# [Aim of the task]
The answer must consist of each line below that contains the string "Should".

──────────────────────────────

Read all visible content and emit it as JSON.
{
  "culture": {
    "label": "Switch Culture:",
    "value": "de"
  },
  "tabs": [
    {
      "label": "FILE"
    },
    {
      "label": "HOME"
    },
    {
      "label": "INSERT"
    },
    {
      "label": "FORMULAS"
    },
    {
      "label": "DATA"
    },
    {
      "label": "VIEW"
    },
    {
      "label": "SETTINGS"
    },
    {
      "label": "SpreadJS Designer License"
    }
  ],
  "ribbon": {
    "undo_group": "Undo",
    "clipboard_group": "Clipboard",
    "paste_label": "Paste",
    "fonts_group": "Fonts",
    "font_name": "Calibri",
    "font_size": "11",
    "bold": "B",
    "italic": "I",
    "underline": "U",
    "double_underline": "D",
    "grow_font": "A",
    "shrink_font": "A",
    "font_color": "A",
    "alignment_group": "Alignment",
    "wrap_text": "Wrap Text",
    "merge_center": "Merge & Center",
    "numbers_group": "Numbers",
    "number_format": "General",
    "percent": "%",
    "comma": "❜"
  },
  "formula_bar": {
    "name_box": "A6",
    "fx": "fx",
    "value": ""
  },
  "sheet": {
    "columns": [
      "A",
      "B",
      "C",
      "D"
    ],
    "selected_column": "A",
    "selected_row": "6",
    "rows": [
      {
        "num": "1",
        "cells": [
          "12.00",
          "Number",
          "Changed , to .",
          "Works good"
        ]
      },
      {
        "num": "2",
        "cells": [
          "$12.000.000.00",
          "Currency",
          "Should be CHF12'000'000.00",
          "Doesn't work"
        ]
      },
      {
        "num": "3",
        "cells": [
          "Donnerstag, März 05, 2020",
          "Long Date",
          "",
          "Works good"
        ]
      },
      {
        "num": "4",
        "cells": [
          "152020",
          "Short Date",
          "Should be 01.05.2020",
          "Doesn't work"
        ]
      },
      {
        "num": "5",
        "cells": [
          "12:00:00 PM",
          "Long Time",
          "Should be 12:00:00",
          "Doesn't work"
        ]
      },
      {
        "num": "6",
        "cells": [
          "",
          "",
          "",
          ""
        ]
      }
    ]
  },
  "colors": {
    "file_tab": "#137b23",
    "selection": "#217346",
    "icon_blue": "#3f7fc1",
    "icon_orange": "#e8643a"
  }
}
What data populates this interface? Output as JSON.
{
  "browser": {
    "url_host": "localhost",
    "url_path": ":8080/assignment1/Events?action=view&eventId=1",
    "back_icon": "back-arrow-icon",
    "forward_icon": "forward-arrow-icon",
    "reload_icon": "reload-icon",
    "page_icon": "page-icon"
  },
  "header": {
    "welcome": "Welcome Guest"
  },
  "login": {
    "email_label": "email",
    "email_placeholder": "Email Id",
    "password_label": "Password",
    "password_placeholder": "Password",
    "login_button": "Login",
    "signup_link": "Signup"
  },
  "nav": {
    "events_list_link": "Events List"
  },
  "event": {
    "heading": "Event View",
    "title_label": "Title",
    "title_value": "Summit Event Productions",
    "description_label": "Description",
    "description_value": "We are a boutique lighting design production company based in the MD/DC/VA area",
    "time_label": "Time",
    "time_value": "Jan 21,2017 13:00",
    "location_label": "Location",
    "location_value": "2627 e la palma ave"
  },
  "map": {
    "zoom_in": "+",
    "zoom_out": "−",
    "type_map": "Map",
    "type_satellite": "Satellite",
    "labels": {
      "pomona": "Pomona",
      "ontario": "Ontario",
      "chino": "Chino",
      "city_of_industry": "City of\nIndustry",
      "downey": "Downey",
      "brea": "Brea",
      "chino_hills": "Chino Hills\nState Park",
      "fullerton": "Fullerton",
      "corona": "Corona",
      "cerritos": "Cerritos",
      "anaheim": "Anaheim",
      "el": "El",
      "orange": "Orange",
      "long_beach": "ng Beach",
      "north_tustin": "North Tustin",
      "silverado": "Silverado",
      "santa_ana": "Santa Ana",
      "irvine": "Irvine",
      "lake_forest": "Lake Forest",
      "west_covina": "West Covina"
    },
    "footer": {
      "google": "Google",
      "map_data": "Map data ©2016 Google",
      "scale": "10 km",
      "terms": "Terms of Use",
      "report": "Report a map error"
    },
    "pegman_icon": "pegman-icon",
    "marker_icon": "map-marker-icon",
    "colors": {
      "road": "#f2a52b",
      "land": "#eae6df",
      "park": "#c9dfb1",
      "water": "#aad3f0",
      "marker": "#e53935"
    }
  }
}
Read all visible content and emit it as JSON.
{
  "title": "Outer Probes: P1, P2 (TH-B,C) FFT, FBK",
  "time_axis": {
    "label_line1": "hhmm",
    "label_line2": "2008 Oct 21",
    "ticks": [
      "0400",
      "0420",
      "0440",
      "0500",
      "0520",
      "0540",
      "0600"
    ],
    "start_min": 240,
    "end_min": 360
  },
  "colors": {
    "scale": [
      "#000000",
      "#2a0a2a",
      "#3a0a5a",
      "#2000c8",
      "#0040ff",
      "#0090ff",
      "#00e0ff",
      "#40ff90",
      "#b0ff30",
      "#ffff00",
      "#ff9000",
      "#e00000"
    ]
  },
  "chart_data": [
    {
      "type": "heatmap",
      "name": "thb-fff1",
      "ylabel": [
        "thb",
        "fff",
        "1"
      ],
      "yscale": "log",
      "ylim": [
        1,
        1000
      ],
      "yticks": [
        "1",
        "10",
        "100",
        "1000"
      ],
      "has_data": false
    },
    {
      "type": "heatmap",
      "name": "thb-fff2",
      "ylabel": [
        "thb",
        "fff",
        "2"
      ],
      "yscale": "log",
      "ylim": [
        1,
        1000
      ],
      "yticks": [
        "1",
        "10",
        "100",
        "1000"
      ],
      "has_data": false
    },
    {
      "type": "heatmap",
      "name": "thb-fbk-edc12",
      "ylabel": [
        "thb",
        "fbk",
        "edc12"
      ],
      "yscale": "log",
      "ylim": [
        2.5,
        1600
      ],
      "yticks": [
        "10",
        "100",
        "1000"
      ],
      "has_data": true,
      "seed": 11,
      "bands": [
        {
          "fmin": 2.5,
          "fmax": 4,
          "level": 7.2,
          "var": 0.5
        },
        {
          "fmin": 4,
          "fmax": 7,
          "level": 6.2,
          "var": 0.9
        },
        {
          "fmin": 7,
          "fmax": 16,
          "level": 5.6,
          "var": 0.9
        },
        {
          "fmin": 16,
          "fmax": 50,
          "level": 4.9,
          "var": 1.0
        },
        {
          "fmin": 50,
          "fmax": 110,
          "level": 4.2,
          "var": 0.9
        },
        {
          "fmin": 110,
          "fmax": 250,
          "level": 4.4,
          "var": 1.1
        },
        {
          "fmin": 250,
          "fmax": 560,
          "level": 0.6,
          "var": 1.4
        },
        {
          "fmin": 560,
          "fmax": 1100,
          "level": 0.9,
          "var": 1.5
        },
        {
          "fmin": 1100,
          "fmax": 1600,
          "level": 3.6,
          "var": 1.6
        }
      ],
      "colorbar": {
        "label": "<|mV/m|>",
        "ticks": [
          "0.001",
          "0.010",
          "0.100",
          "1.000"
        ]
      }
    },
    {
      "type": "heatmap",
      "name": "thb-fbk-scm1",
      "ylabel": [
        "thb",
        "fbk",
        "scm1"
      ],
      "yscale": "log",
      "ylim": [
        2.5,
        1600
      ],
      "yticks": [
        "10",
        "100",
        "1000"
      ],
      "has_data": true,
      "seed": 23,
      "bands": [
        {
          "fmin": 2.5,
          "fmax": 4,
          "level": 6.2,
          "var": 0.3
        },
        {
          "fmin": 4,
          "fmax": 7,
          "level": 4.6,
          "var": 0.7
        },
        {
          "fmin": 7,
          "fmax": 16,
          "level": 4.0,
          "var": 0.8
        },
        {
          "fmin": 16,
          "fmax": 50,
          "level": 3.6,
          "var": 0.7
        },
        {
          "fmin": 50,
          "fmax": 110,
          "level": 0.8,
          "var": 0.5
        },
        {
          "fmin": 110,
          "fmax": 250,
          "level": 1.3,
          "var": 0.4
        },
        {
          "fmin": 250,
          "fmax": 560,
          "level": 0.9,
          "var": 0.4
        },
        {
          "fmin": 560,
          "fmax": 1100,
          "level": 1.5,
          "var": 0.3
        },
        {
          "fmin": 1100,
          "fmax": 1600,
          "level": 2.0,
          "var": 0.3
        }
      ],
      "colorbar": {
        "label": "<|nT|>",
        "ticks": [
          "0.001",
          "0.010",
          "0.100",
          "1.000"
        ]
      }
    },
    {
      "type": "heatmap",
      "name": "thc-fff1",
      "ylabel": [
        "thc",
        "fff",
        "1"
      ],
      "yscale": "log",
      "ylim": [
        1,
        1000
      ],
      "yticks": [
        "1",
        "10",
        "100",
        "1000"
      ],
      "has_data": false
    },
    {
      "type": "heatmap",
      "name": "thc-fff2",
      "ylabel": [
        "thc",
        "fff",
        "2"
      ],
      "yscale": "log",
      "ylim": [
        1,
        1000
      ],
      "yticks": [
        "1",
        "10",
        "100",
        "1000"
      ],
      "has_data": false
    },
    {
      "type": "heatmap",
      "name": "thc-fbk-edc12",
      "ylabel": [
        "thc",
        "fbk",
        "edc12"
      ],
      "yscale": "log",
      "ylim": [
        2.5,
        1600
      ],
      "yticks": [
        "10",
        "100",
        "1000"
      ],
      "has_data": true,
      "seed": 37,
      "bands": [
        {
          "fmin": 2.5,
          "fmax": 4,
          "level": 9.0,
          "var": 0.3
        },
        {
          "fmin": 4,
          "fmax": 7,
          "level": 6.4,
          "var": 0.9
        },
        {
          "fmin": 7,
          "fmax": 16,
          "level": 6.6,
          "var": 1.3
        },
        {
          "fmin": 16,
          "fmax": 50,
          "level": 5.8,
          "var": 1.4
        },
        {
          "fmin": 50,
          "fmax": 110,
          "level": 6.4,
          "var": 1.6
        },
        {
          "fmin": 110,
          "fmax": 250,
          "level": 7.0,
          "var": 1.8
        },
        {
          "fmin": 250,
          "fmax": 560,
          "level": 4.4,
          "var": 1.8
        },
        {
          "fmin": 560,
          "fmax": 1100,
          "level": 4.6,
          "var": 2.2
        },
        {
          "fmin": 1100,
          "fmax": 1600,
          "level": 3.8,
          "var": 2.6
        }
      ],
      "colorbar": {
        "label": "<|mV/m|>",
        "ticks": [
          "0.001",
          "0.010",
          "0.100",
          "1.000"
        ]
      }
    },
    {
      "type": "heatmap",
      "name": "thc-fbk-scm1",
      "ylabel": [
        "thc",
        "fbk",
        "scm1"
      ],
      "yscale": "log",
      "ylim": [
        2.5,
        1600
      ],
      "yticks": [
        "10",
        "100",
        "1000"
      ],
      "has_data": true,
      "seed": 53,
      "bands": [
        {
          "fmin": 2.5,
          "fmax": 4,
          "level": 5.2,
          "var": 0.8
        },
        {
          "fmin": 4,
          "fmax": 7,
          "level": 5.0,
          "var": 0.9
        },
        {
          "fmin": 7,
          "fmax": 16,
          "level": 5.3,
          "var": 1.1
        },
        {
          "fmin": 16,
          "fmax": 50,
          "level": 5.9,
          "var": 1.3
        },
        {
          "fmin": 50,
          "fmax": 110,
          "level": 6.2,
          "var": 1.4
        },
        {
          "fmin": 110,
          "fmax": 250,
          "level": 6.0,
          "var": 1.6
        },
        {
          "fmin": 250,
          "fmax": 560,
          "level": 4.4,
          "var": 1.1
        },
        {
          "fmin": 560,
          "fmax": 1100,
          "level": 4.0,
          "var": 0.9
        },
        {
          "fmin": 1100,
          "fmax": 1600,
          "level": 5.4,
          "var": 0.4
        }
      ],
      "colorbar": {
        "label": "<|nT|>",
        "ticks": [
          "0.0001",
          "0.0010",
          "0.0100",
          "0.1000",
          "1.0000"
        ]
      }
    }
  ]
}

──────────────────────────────

# [Task response]
          "Should be CHF12'000'000.00",
          "Should be 01.05.2020",
          "Should be 12:00:00",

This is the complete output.